Bottom Line: We find that the average Euclidian distance between RBS signal frequency matrices of different genomes can be significantly reduced by using the correction technique.Within this reduced average distance, we can find examples of class-specific RBS signals.Our results have implications for motif-based prediction, particularly with regards to the estimation of reliable inter-genomic model parameters.

View Article: PubMed Central - PubMed

Affiliation: Novartis Institute for Tropical Diseases (NITD), 10 Biopolis Road, #05-01 Chromos, Singapore 138670.

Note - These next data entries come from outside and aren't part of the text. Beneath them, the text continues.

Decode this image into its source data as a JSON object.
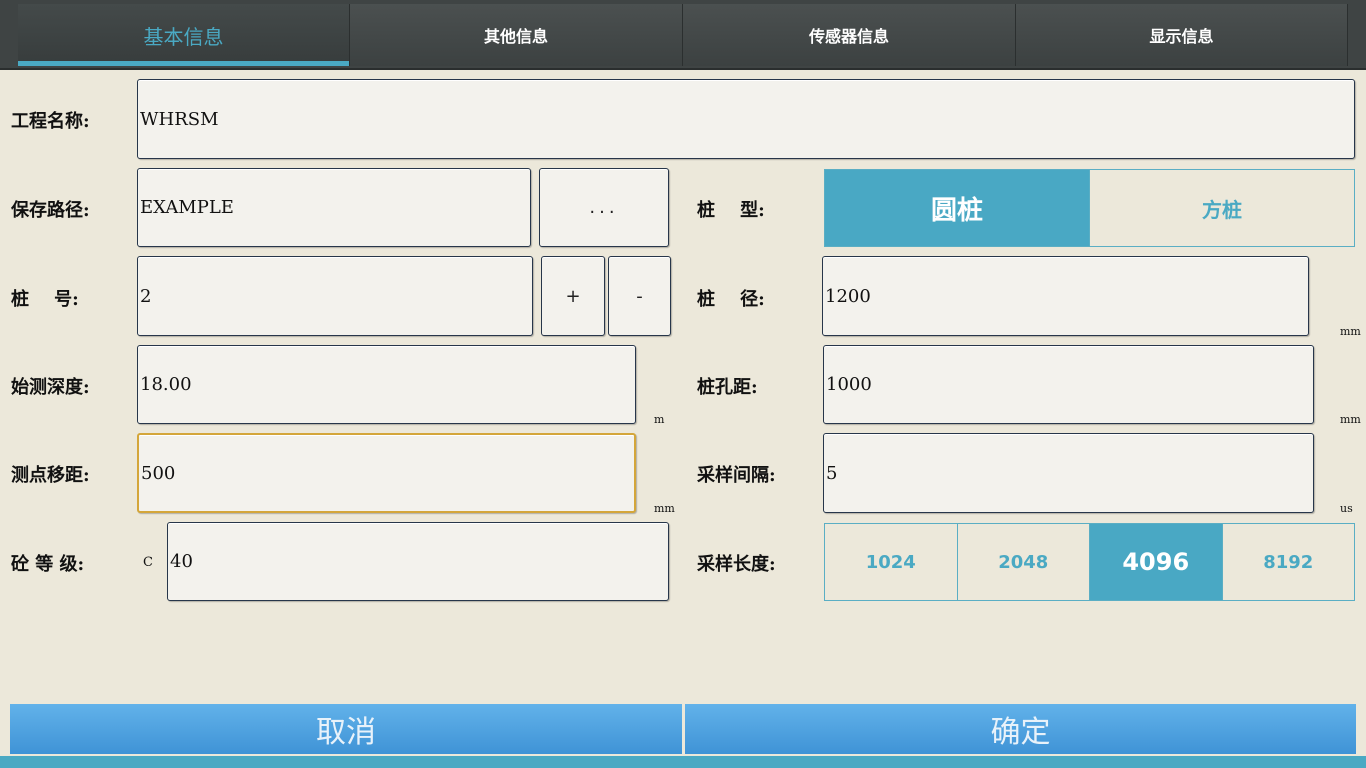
{
  "tabs": [
    {
      "label": "基本信息",
      "active": true
    },
    {
      "label": "其他信息",
      "active": false
    },
    {
      "label": "传感器信息",
      "active": false
    },
    {
      "label": "显示信息",
      "active": false
    }
  ],
  "form": {
    "project_name": {
      "label": "工程名称:",
      "value": "WHRSM"
    },
    "save_path": {
      "label": "保存路径:",
      "value": "EXAMPLE",
      "browse_label": "..."
    },
    "pile_no": {
      "label": "桩    号:",
      "value": "2",
      "plus_label": "+",
      "minus_label": "-"
    },
    "start_depth": {
      "label": "始测深度:",
      "value": "18.00",
      "unit": "m"
    },
    "point_offset": {
      "label": "测点移距:",
      "value": "500",
      "unit": "mm"
    },
    "concrete_grade": {
      "label": "砼 等 级:",
      "prefix": "C",
      "value": "40"
    },
    "pile_type": {
      "label": "桩    型:",
      "options": [
        "圆桩",
        "方桩"
      ],
      "selected": "圆桩"
    },
    "pile_diameter": {
      "label": "桩    径:",
      "value": "1200",
      "unit": "mm"
    },
    "hole_spacing": {
      "label": "桩孔距:",
      "value": "1000",
      "unit": "mm"
    },
    "sample_interval": {
      "label": "采样间隔:",
      "value": "5",
      "unit": "us"
    },
    "sample_length": {
      "label": "采样长度:",
      "options": [
        "1024",
        "2048",
        "4096",
        "8192"
      ],
      "selected": "4096"
    }
  },
  "actions": {
    "cancel": "取消",
    "confirm": "确定"
  },
  "colors": {
    "accent": "#4aa9c3",
    "background": "#ece8da",
    "tab_bar": "#3f4444",
    "action_button": "#4f9fde",
    "focus_border": "#d4a63a"
  }
}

ABSTRACT
A significant problem in biological motif analysis arises when the background symbol distribution is biased (e.g. high/low GC content in the case of DNA sequences). This can lead to overestimation of the amount of information encoded in a motif. A motif can be depicted as a signal using information theory (IT). We apply two concepts from IT, distortion and patterned interference (a type of noise), to model genomic and codon bias respectively. This modeling approach allows us to correct a raw signal to recover signals that are weakened by compositional bias. The corrected signal is more likely to be discriminated from a biased background by a macromolecule. We apply this correction technique to recover ribosome-binding site (RBS) signals from available sequenced and annotated prokaryotic genomes having diverse compositional biases. We observed that linear correction was sufficient for recovering signals even at the extremes of these biases. Further comparative genomics studies were made possible upon correction of these signals. We find that the average Euclidian distance between RBS signal frequency matrices of different genomes can be significantly reduced by using the correction technique. Within this reduced average distance, we can find examples of class-specific RBS signals. Our results have implications for motif-based prediction, particularly with regards to the estimation of reliable inter-genomic model parameters.

Show MeSH
Related in: MedlinePlus